Pipe dream: Mega-reservoir tied to moribund Bypass
Tom Frederick, the head of the Rivanna Water & Sewer Authority has never publicly revealed that his wished-for mega-reservoir in the Ragged Mountain Natural Area won't work without a pipeline to fill it. But a memo prepared for him does.
The memo, recently obtained by a band of water watchers through a Freedom of Information Act request, shows that without the pipeline the planned reservoir–- now in turmoil over a price tag which may hit $100 million and push the total project over $200 million–- would provide a small fraction of its promised water and just one fifth of what would be supplied by simply dredging the community's main reservoir.
According to engineering firm Gannett Fleming, dredging the existing Rivanna Reservoir–- an officially dismissed but increasingly popular alternative–- would supply five million gallons per day. A pipeline-less reservoir, by contrast, bolsters today's water capacity of 12.8 million gallons per day by just 1.1 million to just 13.9 million gallons per day, according to a memo by Amanda Hess of the same firm.
"I know that, at first glance, that might not seem correct," writes Hess. "Without the pipeline to fill the reservoir and with the treatment capacity issues prior to the pipeline," she writes, "the volume is simply not as 'efficient' as it will be in 2055."
In other words, the dam can't work. It's trapped in a natural bowl without a river to replenish it.

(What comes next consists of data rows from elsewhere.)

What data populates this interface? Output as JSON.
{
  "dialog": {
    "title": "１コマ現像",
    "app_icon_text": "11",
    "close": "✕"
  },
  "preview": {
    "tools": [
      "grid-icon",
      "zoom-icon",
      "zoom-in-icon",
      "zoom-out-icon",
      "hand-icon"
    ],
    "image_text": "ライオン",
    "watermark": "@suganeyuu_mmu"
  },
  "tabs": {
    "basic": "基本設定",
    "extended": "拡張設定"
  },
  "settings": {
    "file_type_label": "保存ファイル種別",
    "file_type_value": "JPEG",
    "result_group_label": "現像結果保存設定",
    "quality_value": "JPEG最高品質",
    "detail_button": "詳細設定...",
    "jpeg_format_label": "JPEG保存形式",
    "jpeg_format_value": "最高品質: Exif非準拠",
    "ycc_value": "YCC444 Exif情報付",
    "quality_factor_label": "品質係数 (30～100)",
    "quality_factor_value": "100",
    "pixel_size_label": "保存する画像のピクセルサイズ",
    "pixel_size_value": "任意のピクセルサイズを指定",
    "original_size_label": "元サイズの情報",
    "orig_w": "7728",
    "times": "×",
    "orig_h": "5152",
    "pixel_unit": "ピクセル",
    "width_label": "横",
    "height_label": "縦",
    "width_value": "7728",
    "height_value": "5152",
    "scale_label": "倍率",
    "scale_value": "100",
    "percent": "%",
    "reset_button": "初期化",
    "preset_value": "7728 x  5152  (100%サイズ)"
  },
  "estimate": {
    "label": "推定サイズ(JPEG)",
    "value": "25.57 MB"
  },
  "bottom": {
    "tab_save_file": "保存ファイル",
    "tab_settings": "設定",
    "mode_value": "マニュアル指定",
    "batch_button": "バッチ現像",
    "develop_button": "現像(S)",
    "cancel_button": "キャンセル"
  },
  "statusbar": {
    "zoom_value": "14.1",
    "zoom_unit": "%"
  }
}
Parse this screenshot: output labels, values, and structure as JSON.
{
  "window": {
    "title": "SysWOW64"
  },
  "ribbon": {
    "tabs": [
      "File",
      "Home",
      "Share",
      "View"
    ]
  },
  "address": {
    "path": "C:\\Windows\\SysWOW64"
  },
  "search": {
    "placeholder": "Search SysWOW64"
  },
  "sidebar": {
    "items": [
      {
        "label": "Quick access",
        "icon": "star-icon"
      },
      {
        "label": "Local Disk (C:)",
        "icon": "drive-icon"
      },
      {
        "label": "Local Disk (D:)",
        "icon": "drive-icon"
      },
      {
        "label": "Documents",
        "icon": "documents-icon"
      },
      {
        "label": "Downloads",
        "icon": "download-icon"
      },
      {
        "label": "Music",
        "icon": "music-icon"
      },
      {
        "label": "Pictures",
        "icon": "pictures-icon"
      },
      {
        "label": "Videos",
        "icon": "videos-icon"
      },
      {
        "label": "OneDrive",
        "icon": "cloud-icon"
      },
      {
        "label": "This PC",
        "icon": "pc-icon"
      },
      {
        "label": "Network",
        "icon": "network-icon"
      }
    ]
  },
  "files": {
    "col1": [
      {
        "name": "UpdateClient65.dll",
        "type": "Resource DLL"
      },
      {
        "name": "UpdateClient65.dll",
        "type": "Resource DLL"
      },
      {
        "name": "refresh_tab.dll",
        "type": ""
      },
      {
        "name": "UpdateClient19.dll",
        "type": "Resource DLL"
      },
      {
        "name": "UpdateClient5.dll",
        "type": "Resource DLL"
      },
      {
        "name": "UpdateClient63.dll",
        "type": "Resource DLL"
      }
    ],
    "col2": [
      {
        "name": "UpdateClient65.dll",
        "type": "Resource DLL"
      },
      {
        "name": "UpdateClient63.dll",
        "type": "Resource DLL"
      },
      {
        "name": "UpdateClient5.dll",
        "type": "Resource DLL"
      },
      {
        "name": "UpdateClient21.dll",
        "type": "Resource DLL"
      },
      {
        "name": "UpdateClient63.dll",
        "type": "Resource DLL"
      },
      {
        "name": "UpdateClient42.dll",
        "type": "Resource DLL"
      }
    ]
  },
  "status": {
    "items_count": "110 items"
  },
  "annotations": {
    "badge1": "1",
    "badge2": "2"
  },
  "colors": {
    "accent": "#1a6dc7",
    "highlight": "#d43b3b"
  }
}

And the pipeline, despite being only at the concept stage, already has some eyebrow-raising flaws. For starters, the budget for obtaining land easements along its 9.5-mile route is just $249,000. Frederick had hoped to gain free easements by piggy-backing the majority of the route along a planned road: the Route 29 Western Bypass.
Blasted as Charlottesville's own road to nowhere for failing to actually bypass much local traffic, the $270 million Bypass is unfunded, and when we checked in with the traffic planners, most agreed that because it's unlisted on all local wish-lists it will remain just a dream.

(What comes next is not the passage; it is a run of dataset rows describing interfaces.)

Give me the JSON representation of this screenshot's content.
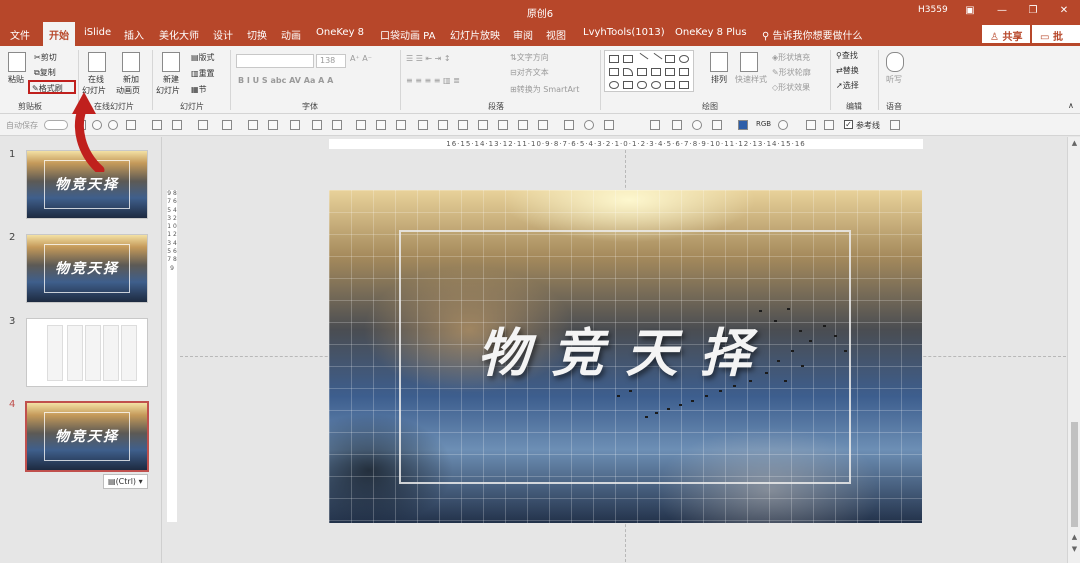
{
  "window": {
    "title": "原创6",
    "user": "H3559"
  },
  "menu_tabs": [
    "文件",
    "开始",
    "iSlide",
    "插入",
    "美化大师",
    "设计",
    "切换",
    "动画",
    "OneKey 8",
    "口袋动画 PA",
    "幻灯片放映",
    "审阅",
    "视图",
    "LvyhTools(1013)",
    "OneKey 8 Plus"
  ],
  "active_tab": "开始",
  "tellme": "告诉我你想要做什么",
  "share_label": "共享",
  "comment_label": "批注",
  "ribbon": {
    "clipboard": {
      "paste": "粘贴",
      "cut": "剪切",
      "copy": "复制",
      "format_painter": "格式刷",
      "group": "剪贴板"
    },
    "online_slides": {
      "online": "在线",
      "online2": "幻灯片",
      "new_anim": "新加",
      "new_anim2": "动画页",
      "group": "在线幻灯片"
    },
    "slides": {
      "new": "新建",
      "new2": "幻灯片",
      "layout": "版式",
      "reset": "重置",
      "section": "节",
      "group": "幻灯片"
    },
    "font": {
      "size": "138",
      "group": "字体"
    },
    "paragraph": {
      "text_direction": "文字方向",
      "align_text": "对齐文本",
      "smartart": "转换为 SmartArt",
      "group": "段落"
    },
    "drawing": {
      "arrange": "排列",
      "quick_styles": "快速样式",
      "fill": "形状填充",
      "outline": "形状轮廓",
      "effects": "形状效果",
      "group": "绘图"
    },
    "editing": {
      "find": "查找",
      "replace": "替换",
      "select": "选择",
      "group": "编辑"
    },
    "voice": {
      "dictate": "听写",
      "group": "语音"
    }
  },
  "qat": {
    "autosave": "自动保存",
    "ruler": "参考线",
    "rgb": "RGB"
  },
  "thumbnails": [
    {
      "num": "1",
      "title": "物竞天择"
    },
    {
      "num": "2",
      "title": "物竞天择"
    },
    {
      "num": "3",
      "title": ""
    },
    {
      "num": "4",
      "title": "物竞天择"
    }
  ],
  "selected_slide": "4",
  "paste_options": "(Ctrl)",
  "ruler": {
    "horizontal": "16·15·14·13·12·11·10·9·8·7·6·5·4·3·2·1·0·1·2·3·4·5·6·7·8·9·10·11·12·13·14·15·16",
    "vertical": "9 8 7 6 5 4 3 2 1 0 1 2 3 4 5 6 7 8 9"
  },
  "slide": {
    "title": "物竞天择"
  },
  "colors": {
    "accent": "#b7472a",
    "annotation": "#c0201d",
    "selected_thumb": "#c0504d"
  }
}
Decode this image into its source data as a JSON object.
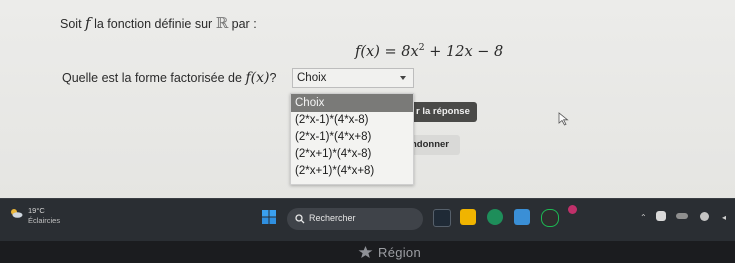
{
  "question": {
    "intro_before": "Soit",
    "intro_f": "f",
    "intro_middle": "la fonction définie sur",
    "intro_set": "ℝ",
    "intro_after": "par :",
    "formula": {
      "lhs": "f(x)",
      "equals": "=",
      "a": "8x",
      "a_exp": "2",
      "rest": "+ 12x − 8"
    },
    "prompt_before": "Quelle est la forme factorisée de",
    "prompt_fx": "f(x)",
    "prompt_after": "?"
  },
  "select": {
    "value": "Choix",
    "options": [
      "Choix",
      "(2*x-1)*(4*x-8)",
      "(2*x-1)*(4*x+8)",
      "(2*x+1)*(4*x-8)",
      "(2*x+1)*(4*x+8)"
    ],
    "highlighted_index": 0
  },
  "buttons": {
    "verify_visible": "r la réponse",
    "abandon_visible": "ndonner"
  },
  "taskbar": {
    "temperature": "19°C",
    "condition": "Éclaircies",
    "search_placeholder": "Rechercher"
  },
  "bezel": {
    "brand": "Région"
  },
  "colors": {
    "page_bg": "#e7e7e4",
    "selected_option_bg": "#7a7a78",
    "verify_button_bg": "#4a4a48",
    "taskbar_bg": "#2a2e33"
  }
}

"There's a lot of questions in this community about whether a roadway will ever get built in that corridor," Frederick conceded at his September 22 board meeting, "and trying to use that corridor may not be the right answer. In fact, we tend to think it's not the right answer if a roadway will never get built."
Although the pipeline remains integral to the reservoir, Frederick, at the same meeting, indicated that he's in no hurry to supply an alternate path.
"There is no design work for the pipeline right now," Frederick told his board. "I'm certainly much more focused on getting the dam."
Later in the meeting, board chair Mike Gaffney indicated that hiring a panel of experts for the dam takes precedence. "I would rather," Gaffney said of the pipeline, "discuss that at the next meeting."
But the Citizens for a Sustainable Water Plan couldn't wait. They issued a statement expressing their fears that the Water Authority "has no idea of the actual location or the actual cost" of the pipeline, an allegation Frederick seemed to confirm–- at least in part–- during the meeting. "There is," he admitted, "no specific, defined corridor that is exact that someone could review."
Citizens member Kevin Lynch, a former Charlottesville vice-mayor, slams the pipeline's proposed $56 million cost as a "back-of-the-envelope" guess. Lynch notes that documents show zero budget for chemicals, zero for maintenance, and zero for personnel to maintain the pumphouse and pipe of an uphill waterway that would–- overnight–- become Albemarle County's third largest river, requiring the electrical equivalent of burning about 1,000 tons of coal annually.
"You all are well aware that the dam won't work without the pipeline," Lynch told the Rivanna board last week. "It's time to admit that you have no business making decisions. We need a new plan, and a new board."
Board member Robert Tucker said that the five-member body has the full support of the two governments that appointed it, the Charlottesville City Council and the Albemarle County Board of Supervisors.
Indeed, Charlottesville mayor Dave Norris notes on his blog that creating this system might augment flows of the Moormans River, a state scenic waterway in the White Hall area, which currently supplies water into the urban system.
Albemarle supervisor Dennis Rooker has likewise reaffirmed his support for the project. He says he's less worried about finding a pipeline route than recent cost revelations.
"Personally," says Rooker, "I'd like to see harder numbers on the costs of the various components. I would not like to find out that the pipeline costs twice as much after we've already built the dam."
After the Authority meeting, which was dominated by the fiasco of learning that the planned $37.2 million dam might turn out to be a $99 million dam, Lynch said he noticed that before Gannett Fleming was hit with a stop-work order, the company issued a report whose cost-cutting measures include re-evaluating all pipeline costs. That wasn't all Lynch spotted in the report.
Gannett Fleming, the engineering company that once scared local officials with anti-dredging visions including near non-stop noise, a never-ending convoy of mud-laden trucks, and an infamous over-$223 million price tag, was suggesting that one option might be.... dredging.
–last updated 1:17pm September 30